PROBLEM DETAILS >> Reproduce every record below word for word and include no pictures.

::::::::::

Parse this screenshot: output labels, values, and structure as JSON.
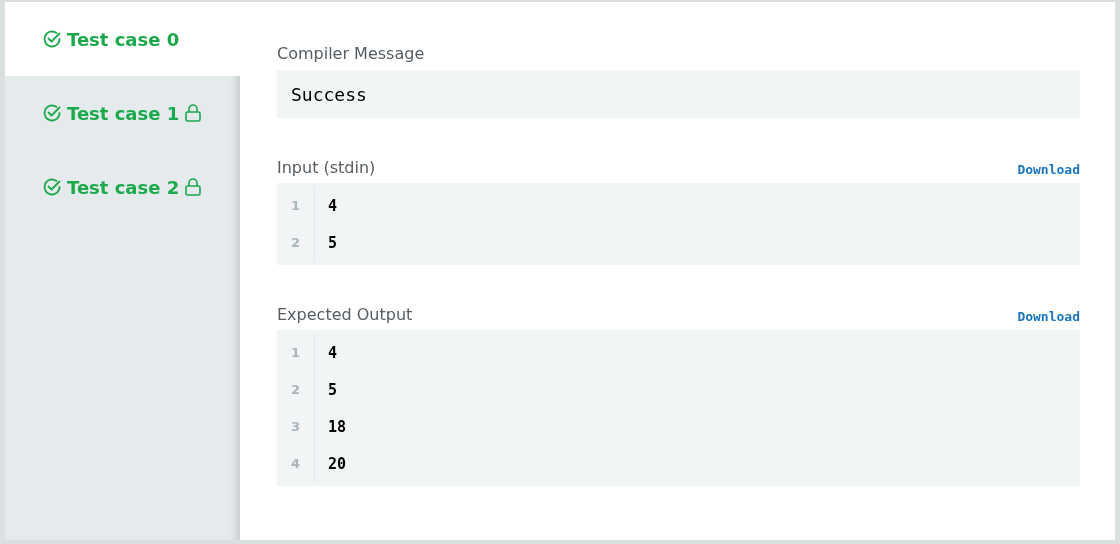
{
  "tabs": [
    {
      "label": "Test case 0",
      "selected": true,
      "passed": true,
      "locked": false
    },
    {
      "label": "Test case 1",
      "selected": false,
      "passed": true,
      "locked": true
    },
    {
      "label": "Test case 2",
      "selected": false,
      "passed": true,
      "locked": true
    }
  ],
  "compiler_message": {
    "title": "Compiler Message",
    "text": "Success"
  },
  "sections": [
    {
      "title": "Input (stdin)",
      "download": "Download",
      "lines": [
        {
          "number": "1",
          "text": "4"
        },
        {
          "number": "2",
          "text": "5"
        }
      ]
    },
    {
      "title": "Expected Output",
      "download": "Download",
      "lines": [
        {
          "number": "1",
          "text": "4"
        },
        {
          "number": "2",
          "text": "5"
        },
        {
          "number": "3",
          "text": "18"
        },
        {
          "number": "4",
          "text": "20"
        }
      ]
    }
  ]
}
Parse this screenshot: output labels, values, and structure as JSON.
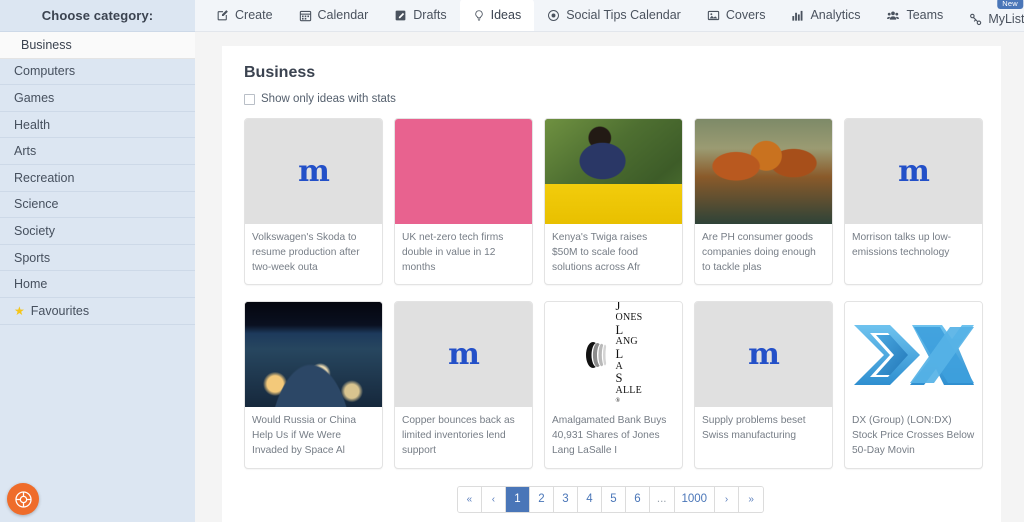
{
  "sidebar": {
    "title": "Choose category:",
    "items": [
      {
        "label": "Business",
        "active": true,
        "star": false
      },
      {
        "label": "Computers",
        "active": false,
        "star": false
      },
      {
        "label": "Games",
        "active": false,
        "star": false
      },
      {
        "label": "Health",
        "active": false,
        "star": false
      },
      {
        "label": "Arts",
        "active": false,
        "star": false
      },
      {
        "label": "Recreation",
        "active": false,
        "star": false
      },
      {
        "label": "Science",
        "active": false,
        "star": false
      },
      {
        "label": "Society",
        "active": false,
        "star": false
      },
      {
        "label": "Sports",
        "active": false,
        "star": false
      },
      {
        "label": "Home",
        "active": false,
        "star": false
      },
      {
        "label": "Favourites",
        "active": false,
        "star": true
      }
    ],
    "help_button": "help-lifering-icon"
  },
  "topnav": {
    "tabs": [
      {
        "label": "Create",
        "icon": "pencil-square-icon",
        "active": false
      },
      {
        "label": "Calendar",
        "icon": "calendar-icon",
        "active": false
      },
      {
        "label": "Drafts",
        "icon": "note-edit-icon",
        "active": false
      },
      {
        "label": "Ideas",
        "icon": "lightbulb-icon",
        "active": true
      },
      {
        "label": "Social Tips Calendar",
        "icon": "target-icon",
        "active": false
      },
      {
        "label": "Covers",
        "icon": "image-icon",
        "active": false
      },
      {
        "label": "Analytics",
        "icon": "bar-chart-icon",
        "active": false
      },
      {
        "label": "Teams",
        "icon": "people-icon",
        "active": false
      },
      {
        "label": "MyList.bio",
        "icon": "link-icon",
        "active": false,
        "badge": "New"
      }
    ]
  },
  "main": {
    "title": "Business",
    "filter_label": "Show only ideas with stats",
    "filter_checked": false,
    "cards": [
      {
        "caption": "Volkswagen's Skoda to resume production after two-week outa",
        "thumb": "placeholder-m-logo"
      },
      {
        "caption": "UK net-zero tech firms double in value in 12 months",
        "thumb": "photo-pink-octopus-plush-toys"
      },
      {
        "caption": "Kenya's Twiga raises $50M to scale food solutions across Afr",
        "thumb": "photo-woman-packing-bananas-yellow-crate"
      },
      {
        "caption": "Are PH consumer goods companies doing enough to tackle plas",
        "thumb": "photo-plastic-bottles-city-composite"
      },
      {
        "caption": "Morrison talks up low-emissions technology",
        "thumb": "placeholder-m-logo"
      },
      {
        "caption": "Would Russia or China Help Us if We Were Invaded by Space Al",
        "thumb": "photo-earth-from-space-at-night"
      },
      {
        "caption": "Copper bounces back as limited inventories lend support",
        "thumb": "placeholder-m-logo"
      },
      {
        "caption": "Amalgamated Bank Buys 40,931 Shares of Jones Lang LaSalle I",
        "thumb": "logo-jones-lang-lasalle"
      },
      {
        "caption": "Supply problems beset Swiss manufacturing",
        "thumb": "placeholder-m-logo"
      },
      {
        "caption": "DX (Group) (LON:DX) Stock Price Crosses Below 50-Day Movin",
        "thumb": "logo-dx-group"
      }
    ],
    "pagination": {
      "first": "«",
      "prev": "‹",
      "pages": [
        "1",
        "2",
        "3",
        "4",
        "5",
        "6"
      ],
      "ellipsis": "...",
      "last_page": "1000",
      "next": "›",
      "last": "»",
      "current": "1"
    }
  },
  "colors": {
    "sidebar_bg": "#dce6f2",
    "accent_blue": "#4a76b8",
    "logo_blue": "#2350c8",
    "help_orange": "#ef6c2a",
    "star_yellow": "#f5c518"
  }
}
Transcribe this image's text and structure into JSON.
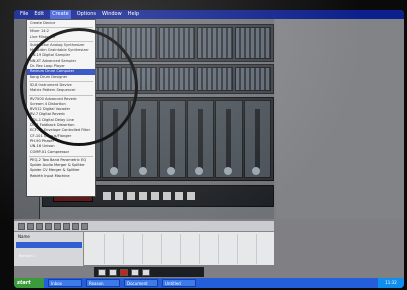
{
  "menubar": {
    "items": [
      {
        "label": "File"
      },
      {
        "label": "Edit"
      },
      {
        "label": "Create"
      },
      {
        "label": "Options"
      },
      {
        "label": "Window"
      },
      {
        "label": "Help"
      }
    ]
  },
  "create_menu": {
    "items": [
      {
        "label": "Create Device"
      },
      {
        "label": "Mixer 14:2"
      },
      {
        "label": "Line Mixer 6:2"
      },
      {
        "label": "Subtractor Analog Synthesizer"
      },
      {
        "label": "Malström Graintable Synthesizer"
      },
      {
        "label": "NN-19 Digital Sampler"
      },
      {
        "label": "NN-XT Advanced Sampler"
      },
      {
        "label": "Dr. Rex Loop Player"
      },
      {
        "label": "Redrum Drum Computer"
      },
      {
        "label": "Kong Drum Designer"
      },
      {
        "label": "ID-8 Instrument Device"
      },
      {
        "label": "Matrix Pattern Sequencer"
      },
      {
        "label": "RV7000 Advanced Reverb"
      },
      {
        "label": "Scream 4 Distortion"
      },
      {
        "label": "BV512 Digital Vocoder"
      },
      {
        "label": "RV-7 Digital Reverb"
      },
      {
        "label": "DDL-1 Digital Delay Line"
      },
      {
        "label": "D-11 Foldback Distortion"
      },
      {
        "label": "ECF-42 Envelope Controlled Filter"
      },
      {
        "label": "CF-101 Chorus/Flanger"
      },
      {
        "label": "PH-90 Phaser"
      },
      {
        "label": "UN-16 Unison"
      },
      {
        "label": "COMP-01 Compressor"
      },
      {
        "label": "PEQ-2 Two Band Parametric EQ"
      },
      {
        "label": "Spider Audio Merger & Splitter"
      },
      {
        "label": "Spider CV Merger & Splitter"
      },
      {
        "label": "Rebirth Input Machine"
      }
    ],
    "selected_index": 8
  },
  "tracks": {
    "header_label": "Name",
    "rows": [
      {
        "label": "Redrum 1"
      }
    ]
  },
  "taskbar": {
    "start_label": "start",
    "tasks": [
      {
        "label": "Inbox"
      },
      {
        "label": "Reason"
      },
      {
        "label": "Document"
      },
      {
        "label": "Untitled"
      }
    ],
    "clock": "11:32"
  }
}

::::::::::

ANSWER SPACE >>
Parse this screenshot: output labels, values, and structure as JSON.
{
  "tabs": [
    {
      "label": "Test case 0",
      "selected": true,
      "passed": true,
      "locked": false
    },
    {
      "label": "Test case 1",
      "selected": false,
      "passed": true,
      "locked": true
    },
    {
      "label": "Test case 2",
      "selected": false,
      "passed": true,
      "locked": true
    }
  ],
  "compiler_message": {
    "title": "Compiler Message",
    "text": "Success"
  },
  "sections": [
    {
      "title": "Input (stdin)",
      "download": "Download",
      "lines": [
        {
          "number": "1",
          "text": "4"
        },
        {
          "number": "2",
          "text": "5"
        }
      ]
    },
    {
      "title": "Expected Output",
      "download": "Download",
      "lines": [
        {
          "number": "1",
          "text": "4"
        },
        {
          "number": "2",
          "text": "5"
        },
        {
          "number": "3",
          "text": "18"
        },
        {
          "number": "4",
          "text": "20"
        }
      ]
    }
  ]
}
Parse this screenshot: output labels, values, and structure as JSON.
{
  "sidebar": {
    "title": "Choose category:",
    "items": [
      {
        "label": "Business",
        "active": true,
        "star": false
      },
      {
        "label": "Computers",
        "active": false,
        "star": false
      },
      {
        "label": "Games",
        "active": false,
        "star": false
      },
      {
        "label": "Health",
        "active": false,
        "star": false
      },
      {
        "label": "Arts",
        "active": false,
        "star": false
      },
      {
        "label": "Recreation",
        "active": false,
        "star": false
      },
      {
        "label": "Science",
        "active": false,
        "star": false
      },
      {
        "label": "Society",
        "active": false,
        "star": false
      },
      {
        "label": "Sports",
        "active": false,
        "star": false
      },
      {
        "label": "Home",
        "active": false,
        "star": false
      },
      {
        "label": "Favourites",
        "active": false,
        "star": true
      }
    ],
    "help_button": "help-lifering-icon"
  },
  "topnav": {
    "tabs": [
      {
        "label": "Create",
        "icon": "pencil-square-icon",
        "active": false
      },
      {
        "label": "Calendar",
        "icon": "calendar-icon",
        "active": false
      },
      {
        "label": "Drafts",
        "icon": "note-edit-icon",
        "active": false
      },
      {
        "label": "Ideas",
        "icon": "lightbulb-icon",
        "active": true
      },
      {
        "label": "Social Tips Calendar",
        "icon": "target-icon",
        "active": false
      },
      {
        "label": "Covers",
        "icon": "image-icon",
        "active": false
      },
      {
        "label": "Analytics",
        "icon": "bar-chart-icon",
        "active": false
      },
      {
        "label": "Teams",
        "icon": "people-icon",
        "active": false
      },
      {
        "label": "MyList.bio",
        "icon": "link-icon",
        "active": false,
        "badge": "New"
      }
    ]
  },
  "main": {
    "title": "Business",
    "filter_label": "Show only ideas with stats",
    "filter_checked": false,
    "cards": [
      {
        "caption": "Volkswagen's Skoda to resume production after two-week outa",
        "thumb": "placeholder-m-logo"
      },
      {
        "caption": "UK net-zero tech firms double in value in 12 months",
        "thumb": "photo-pink-octopus-plush-toys"
      },
      {
        "caption": "Kenya's Twiga raises $50M to scale food solutions across Afr",
        "thumb": "photo-woman-packing-bananas-yellow-crate"
      },
      {
        "caption": "Are PH consumer goods companies doing enough to tackle plas",
        "thumb": "photo-plastic-bottles-city-composite"
      },
      {
        "caption": "Morrison talks up low-emissions technology",
        "thumb": "placeholder-m-logo"
      },
      {
        "caption": "Would Russia or China Help Us if We Were Invaded by Space Al",
        "thumb": "photo-earth-from-space-at-night"
      },
      {
        "caption": "Copper bounces back as limited inventories lend support",
        "thumb": "placeholder-m-logo"
      },
      {
        "caption": "Amalgamated Bank Buys 40,931 Shares of Jones Lang LaSalle I",
        "thumb": "logo-jones-lang-lasalle"
      },
      {
        "caption": "Supply problems beset Swiss manufacturing",
        "thumb": "placeholder-m-logo"
      },
      {
        "caption": "DX (Group) (LON:DX) Stock Price Crosses Below 50-Day Movin",
        "thumb": "logo-dx-group"
      }
    ],
    "pagination": {
      "first": "«",
      "prev": "‹",
      "pages": [
        "1",
        "2",
        "3",
        "4",
        "5",
        "6"
      ],
      "ellipsis": "...",
      "last_page": "1000",
      "next": "›",
      "last": "»",
      "current": "1"
    }
  },
  "colors": {
    "sidebar_bg": "#dce6f2",
    "accent_blue": "#4a76b8",
    "logo_blue": "#2350c8",
    "help_orange": "#ef6c2a",
    "star_yellow": "#f5c518"
  }
}
Transcribe this image's text and structure into JSON.
{
  "menubar": {
    "items": [
      {
        "label": "File"
      },
      {
        "label": "Edit"
      },
      {
        "label": "Create"
      },
      {
        "label": "Options"
      },
      {
        "label": "Window"
      },
      {
        "label": "Help"
      }
    ]
  },
  "create_menu": {
    "items": [
      {
        "label": "Create Device"
      },
      {
        "label": "Mixer 14:2"
      },
      {
        "label": "Line Mixer 6:2"
      },
      {
        "label": "Subtractor Analog Synthesizer"
      },
      {
        "label": "Malström Graintable Synthesizer"
      },
      {
        "label": "NN-19 Digital Sampler"
      },
      {
        "label": "NN-XT Advanced Sampler"
      },
      {
        "label": "Dr. Rex Loop Player"
      },
      {
        "label": "Redrum Drum Computer"
      },
      {
        "label": "Kong Drum Designer"
      },
      {
        "label": "ID-8 Instrument Device"
      },
      {
        "label": "Matrix Pattern Sequencer"
      },
      {
        "label": "RV7000 Advanced Reverb"
      },
      {
        "label": "Scream 4 Distortion"
      },
      {
        "label": "BV512 Digital Vocoder"
      },
      {
        "label": "RV-7 Digital Reverb"
      },
      {
        "label": "DDL-1 Digital Delay Line"
      },
      {
        "label": "D-11 Foldback Distortion"
      },
      {
        "label": "ECF-42 Envelope Controlled Filter"
      },
      {
        "label": "CF-101 Chorus/Flanger"
      },
      {
        "label": "PH-90 Phaser"
      },
      {
        "label": "UN-16 Unison"
      },
      {
        "label": "COMP-01 Compressor"
      },
      {
        "label": "PEQ-2 Two Band Parametric EQ"
      },
      {
        "label": "Spider Audio Merger & Splitter"
      },
      {
        "label": "Spider CV Merger & Splitter"
      },
      {
        "label": "Rebirth Input Machine"
      }
    ],
    "selected_index": 8
  },
  "tracks": {
    "header_label": "Name",
    "rows": [
      {
        "label": "Redrum 1"
      }
    ]
  },
  "taskbar": {
    "start_label": "start",
    "tasks": [
      {
        "label": "Inbox"
      },
      {
        "label": "Reason"
      },
      {
        "label": "Document"
      },
      {
        "label": "Untitled"
      }
    ],
    "clock": "11:32"
  }
}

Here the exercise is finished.